*** Input records ***
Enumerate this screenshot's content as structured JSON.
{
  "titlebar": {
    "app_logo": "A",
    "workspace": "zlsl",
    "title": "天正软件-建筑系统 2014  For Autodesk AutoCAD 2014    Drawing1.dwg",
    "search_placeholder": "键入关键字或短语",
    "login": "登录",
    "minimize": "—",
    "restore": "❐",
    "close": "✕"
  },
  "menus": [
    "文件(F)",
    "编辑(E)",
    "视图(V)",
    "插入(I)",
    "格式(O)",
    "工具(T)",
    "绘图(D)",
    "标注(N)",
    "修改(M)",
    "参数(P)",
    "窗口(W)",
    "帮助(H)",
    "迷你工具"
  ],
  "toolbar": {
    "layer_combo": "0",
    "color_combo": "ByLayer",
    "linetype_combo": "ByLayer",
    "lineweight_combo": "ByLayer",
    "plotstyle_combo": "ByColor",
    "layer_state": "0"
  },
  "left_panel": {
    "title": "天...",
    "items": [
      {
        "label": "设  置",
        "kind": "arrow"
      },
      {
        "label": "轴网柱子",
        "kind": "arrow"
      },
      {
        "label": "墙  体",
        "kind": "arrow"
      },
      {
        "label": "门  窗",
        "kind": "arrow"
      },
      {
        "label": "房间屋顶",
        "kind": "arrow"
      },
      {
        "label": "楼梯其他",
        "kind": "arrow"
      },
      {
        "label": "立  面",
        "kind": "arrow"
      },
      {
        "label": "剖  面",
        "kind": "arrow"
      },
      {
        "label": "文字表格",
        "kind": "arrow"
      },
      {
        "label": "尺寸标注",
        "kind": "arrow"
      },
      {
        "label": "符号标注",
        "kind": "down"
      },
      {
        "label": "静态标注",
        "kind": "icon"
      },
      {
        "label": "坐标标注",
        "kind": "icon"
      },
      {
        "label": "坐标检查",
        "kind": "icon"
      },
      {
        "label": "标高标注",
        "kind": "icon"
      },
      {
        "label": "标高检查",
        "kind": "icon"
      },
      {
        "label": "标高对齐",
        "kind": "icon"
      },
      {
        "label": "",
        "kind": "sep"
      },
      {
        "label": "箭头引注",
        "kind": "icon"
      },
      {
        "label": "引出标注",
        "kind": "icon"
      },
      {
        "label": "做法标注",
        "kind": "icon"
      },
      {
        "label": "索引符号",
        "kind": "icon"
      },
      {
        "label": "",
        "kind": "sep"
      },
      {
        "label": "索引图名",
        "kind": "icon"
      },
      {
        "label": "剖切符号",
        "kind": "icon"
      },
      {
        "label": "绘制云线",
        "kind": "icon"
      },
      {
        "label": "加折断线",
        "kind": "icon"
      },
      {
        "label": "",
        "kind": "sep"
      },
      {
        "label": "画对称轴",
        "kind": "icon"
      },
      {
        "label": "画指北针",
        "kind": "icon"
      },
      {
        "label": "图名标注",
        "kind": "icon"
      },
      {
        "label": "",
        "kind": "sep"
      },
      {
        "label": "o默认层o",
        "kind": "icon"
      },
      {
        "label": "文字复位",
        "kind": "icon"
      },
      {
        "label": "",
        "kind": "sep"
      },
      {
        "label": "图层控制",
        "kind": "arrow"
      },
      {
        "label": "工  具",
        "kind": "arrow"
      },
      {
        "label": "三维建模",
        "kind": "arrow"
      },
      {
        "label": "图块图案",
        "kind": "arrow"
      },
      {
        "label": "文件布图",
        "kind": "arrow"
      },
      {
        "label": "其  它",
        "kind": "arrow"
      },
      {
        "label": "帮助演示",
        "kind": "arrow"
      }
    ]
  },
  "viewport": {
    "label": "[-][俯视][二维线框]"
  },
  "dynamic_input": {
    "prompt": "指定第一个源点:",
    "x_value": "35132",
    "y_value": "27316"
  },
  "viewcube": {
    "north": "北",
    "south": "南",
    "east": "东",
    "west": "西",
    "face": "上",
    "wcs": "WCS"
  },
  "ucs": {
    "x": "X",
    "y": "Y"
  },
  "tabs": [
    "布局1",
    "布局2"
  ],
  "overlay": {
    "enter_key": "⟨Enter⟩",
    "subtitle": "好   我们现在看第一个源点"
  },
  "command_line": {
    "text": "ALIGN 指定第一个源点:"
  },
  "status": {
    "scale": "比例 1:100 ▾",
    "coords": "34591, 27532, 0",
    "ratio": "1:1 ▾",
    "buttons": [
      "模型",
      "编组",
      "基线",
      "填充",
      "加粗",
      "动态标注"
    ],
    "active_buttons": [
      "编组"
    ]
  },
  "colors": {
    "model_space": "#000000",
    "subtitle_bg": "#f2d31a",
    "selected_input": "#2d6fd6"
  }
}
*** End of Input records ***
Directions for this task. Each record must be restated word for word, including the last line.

Answer to this problem.
Enumerate this screenshot's content as structured JSON.
{
  "titlebar": {
    "app_logo": "A",
    "workspace": "zlsl",
    "title": "天正软件-建筑系统 2014  For Autodesk AutoCAD 2014    Drawing1.dwg",
    "search_placeholder": "键入关键字或短语",
    "login": "登录",
    "minimize": "—",
    "restore": "❐",
    "close": "✕"
  },
  "menus": [
    "文件(F)",
    "编辑(E)",
    "视图(V)",
    "插入(I)",
    "格式(O)",
    "工具(T)",
    "绘图(D)",
    "标注(N)",
    "修改(M)",
    "参数(P)",
    "窗口(W)",
    "帮助(H)",
    "迷你工具"
  ],
  "toolbar": {
    "layer_combo": "0",
    "color_combo": "ByLayer",
    "linetype_combo": "ByLayer",
    "lineweight_combo": "ByLayer",
    "plotstyle_combo": "ByColor",
    "layer_state": "0"
  },
  "left_panel": {
    "title": "天...",
    "items": [
      {
        "label": "设  置",
        "kind": "arrow"
      },
      {
        "label": "轴网柱子",
        "kind": "arrow"
      },
      {
        "label": "墙  体",
        "kind": "arrow"
      },
      {
        "label": "门  窗",
        "kind": "arrow"
      },
      {
        "label": "房间屋顶",
        "kind": "arrow"
      },
      {
        "label": "楼梯其他",
        "kind": "arrow"
      },
      {
        "label": "立  面",
        "kind": "arrow"
      },
      {
        "label": "剖  面",
        "kind": "arrow"
      },
      {
        "label": "文字表格",
        "kind": "arrow"
      },
      {
        "label": "尺寸标注",
        "kind": "arrow"
      },
      {
        "label": "符号标注",
        "kind": "down"
      },
      {
        "label": "静态标注",
        "kind": "icon"
      },
      {
        "label": "坐标标注",
        "kind": "icon"
      },
      {
        "label": "坐标检查",
        "kind": "icon"
      },
      {
        "label": "标高标注",
        "kind": "icon"
      },
      {
        "label": "标高检查",
        "kind": "icon"
      },
      {
        "label": "标高对齐",
        "kind": "icon"
      },
      {
        "label": "",
        "kind": "sep"
      },
      {
        "label": "箭头引注",
        "kind": "icon"
      },
      {
        "label": "引出标注",
        "kind": "icon"
      },
      {
        "label": "做法标注",
        "kind": "icon"
      },
      {
        "label": "索引符号",
        "kind": "icon"
      },
      {
        "label": "",
        "kind": "sep"
      },
      {
        "label": "索引图名",
        "kind": "icon"
      },
      {
        "label": "剖切符号",
        "kind": "icon"
      },
      {
        "label": "绘制云线",
        "kind": "icon"
      },
      {
        "label": "加折断线",
        "kind": "icon"
      },
      {
        "label": "",
        "kind": "sep"
      },
      {
        "label": "画对称轴",
        "kind": "icon"
      },
      {
        "label": "画指北针",
        "kind": "icon"
      },
      {
        "label": "图名标注",
        "kind": "icon"
      },
      {
        "label": "",
        "kind": "sep"
      },
      {
        "label": "o默认层o",
        "kind": "icon"
      },
      {
        "label": "文字复位",
        "kind": "icon"
      },
      {
        "label": "",
        "kind": "sep"
      },
      {
        "label": "图层控制",
        "kind": "arrow"
      },
      {
        "label": "工  具",
        "kind": "arrow"
      },
      {
        "label": "三维建模",
        "kind": "arrow"
      },
      {
        "label": "图块图案",
        "kind": "arrow"
      },
      {
        "label": "文件布图",
        "kind": "arrow"
      },
      {
        "label": "其  它",
        "kind": "arrow"
      },
      {
        "label": "帮助演示",
        "kind": "arrow"
      }
    ]
  },
  "viewport": {
    "label": "[-][俯视][二维线框]"
  },
  "dynamic_input": {
    "prompt": "指定第一个源点:",
    "x_value": "35132",
    "y_value": "27316"
  },
  "viewcube": {
    "north": "北",
    "south": "南",
    "east": "东",
    "west": "西",
    "face": "上",
    "wcs": "WCS"
  },
  "ucs": {
    "x": "X",
    "y": "Y"
  },
  "tabs": [
    "布局1",
    "布局2"
  ],
  "overlay": {
    "enter_key": "⟨Enter⟩",
    "subtitle": "好   我们现在看第一个源点"
  },
  "command_line": {
    "text": "ALIGN 指定第一个源点:"
  },
  "status": {
    "scale": "比例 1:100 ▾",
    "coords": "34591, 27532, 0",
    "ratio": "1:1 ▾",
    "buttons": [
      "模型",
      "编组",
      "基线",
      "填充",
      "加粗",
      "动态标注"
    ],
    "active_buttons": [
      "编组"
    ]
  },
  "colors": {
    "model_space": "#000000",
    "subtitle_bg": "#f2d31a",
    "selected_input": "#2d6fd6"
  }
}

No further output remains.